- YOUR ASSIGNMENT
For each entry below, output it exactly as it stands.

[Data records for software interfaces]

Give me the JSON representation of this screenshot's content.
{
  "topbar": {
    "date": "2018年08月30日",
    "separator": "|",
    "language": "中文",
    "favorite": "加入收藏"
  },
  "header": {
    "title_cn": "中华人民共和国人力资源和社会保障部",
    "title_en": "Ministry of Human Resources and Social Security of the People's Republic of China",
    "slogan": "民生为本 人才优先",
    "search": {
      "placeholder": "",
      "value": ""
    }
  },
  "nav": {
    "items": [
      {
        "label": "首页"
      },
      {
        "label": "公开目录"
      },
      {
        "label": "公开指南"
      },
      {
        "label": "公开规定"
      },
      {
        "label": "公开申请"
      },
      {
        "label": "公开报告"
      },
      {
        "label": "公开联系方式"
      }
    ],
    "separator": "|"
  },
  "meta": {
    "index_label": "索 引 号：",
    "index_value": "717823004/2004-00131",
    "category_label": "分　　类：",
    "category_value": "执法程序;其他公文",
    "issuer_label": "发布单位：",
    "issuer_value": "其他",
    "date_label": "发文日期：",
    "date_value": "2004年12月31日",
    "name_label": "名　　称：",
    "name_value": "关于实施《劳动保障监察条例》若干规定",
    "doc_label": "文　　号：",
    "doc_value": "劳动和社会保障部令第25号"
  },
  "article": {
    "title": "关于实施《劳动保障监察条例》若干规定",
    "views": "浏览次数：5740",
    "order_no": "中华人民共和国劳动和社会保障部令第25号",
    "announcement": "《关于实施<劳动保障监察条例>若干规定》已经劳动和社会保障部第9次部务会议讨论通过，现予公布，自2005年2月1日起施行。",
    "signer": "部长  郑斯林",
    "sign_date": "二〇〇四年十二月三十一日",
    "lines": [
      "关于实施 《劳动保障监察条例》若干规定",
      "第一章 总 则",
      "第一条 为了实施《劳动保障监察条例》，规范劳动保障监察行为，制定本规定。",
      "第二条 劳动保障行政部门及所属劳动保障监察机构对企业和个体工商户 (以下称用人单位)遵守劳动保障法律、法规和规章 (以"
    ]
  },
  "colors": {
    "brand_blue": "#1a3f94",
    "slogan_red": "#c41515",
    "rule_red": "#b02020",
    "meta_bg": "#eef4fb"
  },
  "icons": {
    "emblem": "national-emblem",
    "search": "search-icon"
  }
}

- TASK RESPONSE
Give me the JSON representation of this screenshot's content.
{
  "topbar": {
    "date": "2018年08月30日",
    "separator": "|",
    "language": "中文",
    "favorite": "加入收藏"
  },
  "header": {
    "title_cn": "中华人民共和国人力资源和社会保障部",
    "title_en": "Ministry of Human Resources and Social Security of the People's Republic of China",
    "slogan": "民生为本 人才优先",
    "search": {
      "placeholder": "",
      "value": ""
    }
  },
  "nav": {
    "items": [
      {
        "label": "首页"
      },
      {
        "label": "公开目录"
      },
      {
        "label": "公开指南"
      },
      {
        "label": "公开规定"
      },
      {
        "label": "公开申请"
      },
      {
        "label": "公开报告"
      },
      {
        "label": "公开联系方式"
      }
    ],
    "separator": "|"
  },
  "meta": {
    "index_label": "索 引 号：",
    "index_value": "717823004/2004-00131",
    "category_label": "分　　类：",
    "category_value": "执法程序;其他公文",
    "issuer_label": "发布单位：",
    "issuer_value": "其他",
    "date_label": "发文日期：",
    "date_value": "2004年12月31日",
    "name_label": "名　　称：",
    "name_value": "关于实施《劳动保障监察条例》若干规定",
    "doc_label": "文　　号：",
    "doc_value": "劳动和社会保障部令第25号"
  },
  "article": {
    "title": "关于实施《劳动保障监察条例》若干规定",
    "views": "浏览次数：5740",
    "order_no": "中华人民共和国劳动和社会保障部令第25号",
    "announcement": "《关于实施<劳动保障监察条例>若干规定》已经劳动和社会保障部第9次部务会议讨论通过，现予公布，自2005年2月1日起施行。",
    "signer": "部长  郑斯林",
    "sign_date": "二〇〇四年十二月三十一日",
    "lines": [
      "关于实施 《劳动保障监察条例》若干规定",
      "第一章 总 则",
      "第一条 为了实施《劳动保障监察条例》，规范劳动保障监察行为，制定本规定。",
      "第二条 劳动保障行政部门及所属劳动保障监察机构对企业和个体工商户 (以下称用人单位)遵守劳动保障法律、法规和规章 (以"
    ]
  },
  "colors": {
    "brand_blue": "#1a3f94",
    "slogan_red": "#c41515",
    "rule_red": "#b02020",
    "meta_bg": "#eef4fb"
  },
  "icons": {
    "emblem": "national-emblem",
    "search": "search-icon"
  }
}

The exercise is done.